I love living here.  Our location is perfect – in the city, yet near a few of the city’s billion parks and lakes.  Central to everything.

Some of the most awesome people I know also live here.  I would miss them.

I think I would have to rename the blog if we moved.  Our home in small town America, perhaps?

If we moved, we could support our family on Jason’s income alone.  (Meaning: When/if we have kids, I could be a stay at home mom, or have the freedom to only work part-time since our family wouldn’t rely on my salary.  I think this would be a plus.  Any mamas out there have thoughts on this?  I’m told that having kids changes your life, so I have no clue what I’ll think when/if we actually have kids in tow).

If we moved, we’d be closer to both my family (4 hrs via car) and Jason’s family (11 hrs via car).

If we moved, we’d have a 1-2 hr drive to the closest major airport.  We’d be back in small city America.  There’s no Chipotle there (almost a deal-breaker for Jason, but there is a Q-Doba in town, so he would be able to get his mexican fast-food needs satisfied).  At least there’d be a Target there?  And they get snow?  I love snow.

We’d end up living in different states for at least 6 months, if we move.  This is less than ideal, but we did spend the entire first year of our relationship in separate parts of the country (MN and NC), and when we moved back to MN, Jason lived here by himself for 3 months before I moved back.  So we can do it, and we have done it, but it’s just not really very fun. 

Why is it that the older we get, the tougher these decisions seem to be? This is probably our biggest decision to-date and I’m glad we’re making it together.  Talk about putting our marriage to the test right away…

Although my stomach is churning with nervousness about making the right decision, I am so grateful that Jason has had this opportunity, and so proud of him for nailing the interview!  I’m trying to keep it all in perspective by remembering that Jason choosing between 2 jobs is much better than him having no job at all.

*unless we decide otherwise.



November 13, 2008 at 10:11 pm | Posted in Frustration, Our Study | 6 Comments
Tags: , , ,

I *really* hoped that this post would have pictures of a completely wallpaperless study. Instead, I am stalling, because we’re going to need another week (or even two) to remove all of the paper.  We started removing the paper using only water and soap because a colleague had mentioned that this worked as effectively as the chemical stuff you can buy.  We quickly discovered, though, that soap and water did not do the job.  So we purchased Dif, an enzymatic wallpaper stripper, because we are scientists and like enzymes.

But still, getting rid of the wallpaper (and the layers of paint over it) has been tricky at best.

I want to know when (and why) it was popular to wallpaper the ceiling.  Because we’ve got wallpaper on the ceiling in every bedroom, and if it’s taken us this long to remove half of the wallpaper in our smallest room… oh man.  I don’t even want to think about how long it will take us to get rid of the rest.
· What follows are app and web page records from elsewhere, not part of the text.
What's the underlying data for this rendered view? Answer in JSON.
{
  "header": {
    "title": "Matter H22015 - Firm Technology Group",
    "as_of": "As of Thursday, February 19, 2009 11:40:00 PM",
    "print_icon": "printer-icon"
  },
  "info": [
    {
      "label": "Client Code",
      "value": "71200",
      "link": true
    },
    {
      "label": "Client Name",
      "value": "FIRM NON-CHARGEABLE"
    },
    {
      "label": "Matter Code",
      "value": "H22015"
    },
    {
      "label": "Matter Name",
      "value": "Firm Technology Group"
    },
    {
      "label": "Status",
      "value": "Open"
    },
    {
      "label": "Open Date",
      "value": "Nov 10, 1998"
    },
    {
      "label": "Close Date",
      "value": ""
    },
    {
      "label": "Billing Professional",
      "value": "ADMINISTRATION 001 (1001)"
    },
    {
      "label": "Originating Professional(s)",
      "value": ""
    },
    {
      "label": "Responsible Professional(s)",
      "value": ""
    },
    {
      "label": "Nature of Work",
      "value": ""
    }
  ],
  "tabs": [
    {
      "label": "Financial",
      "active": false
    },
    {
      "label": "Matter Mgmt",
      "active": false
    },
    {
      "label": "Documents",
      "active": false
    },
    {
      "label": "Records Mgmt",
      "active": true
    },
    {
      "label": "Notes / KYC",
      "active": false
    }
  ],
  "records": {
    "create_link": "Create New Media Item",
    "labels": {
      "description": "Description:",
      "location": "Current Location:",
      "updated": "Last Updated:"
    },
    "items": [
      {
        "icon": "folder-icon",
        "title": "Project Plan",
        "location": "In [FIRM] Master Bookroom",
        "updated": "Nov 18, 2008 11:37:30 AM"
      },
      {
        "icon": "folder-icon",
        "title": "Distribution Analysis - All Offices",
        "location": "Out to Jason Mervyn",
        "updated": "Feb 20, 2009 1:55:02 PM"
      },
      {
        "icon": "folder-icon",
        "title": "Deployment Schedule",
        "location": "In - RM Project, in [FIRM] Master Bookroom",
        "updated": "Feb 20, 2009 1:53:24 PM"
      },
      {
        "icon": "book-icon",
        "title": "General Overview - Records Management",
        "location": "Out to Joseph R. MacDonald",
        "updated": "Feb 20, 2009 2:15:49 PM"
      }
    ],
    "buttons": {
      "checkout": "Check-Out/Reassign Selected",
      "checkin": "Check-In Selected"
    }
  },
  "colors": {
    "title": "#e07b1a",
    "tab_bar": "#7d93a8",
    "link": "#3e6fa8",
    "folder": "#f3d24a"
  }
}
Honestly, it seemed easier when we did this last time… (when we had to remove it from the ceiling of our Kentucky house).  So now, to distract you, I am going to show you pictures of that glorious process.  Pictures of our current (and very slow) process will be on the way as soon as we’re done.  Until then, offers to help and/or tips to make things go faster will be gladly accepted.

Jason hard at work scraping the top layer of paper and paint off of the ceiling.

Jason hard at work removing the rest of the wallpaper (using dif).  FYI there were also pictures of me helping, but most of the shots were taken straight up my nose, and I refuse to post bad pictures of myself on my own blog.  So there.

Ahh… a wallpaperless ceiling (if only this is what our current study ceiling looked like… sigh.)

Create a free website or blog at
Entries and comments feeds.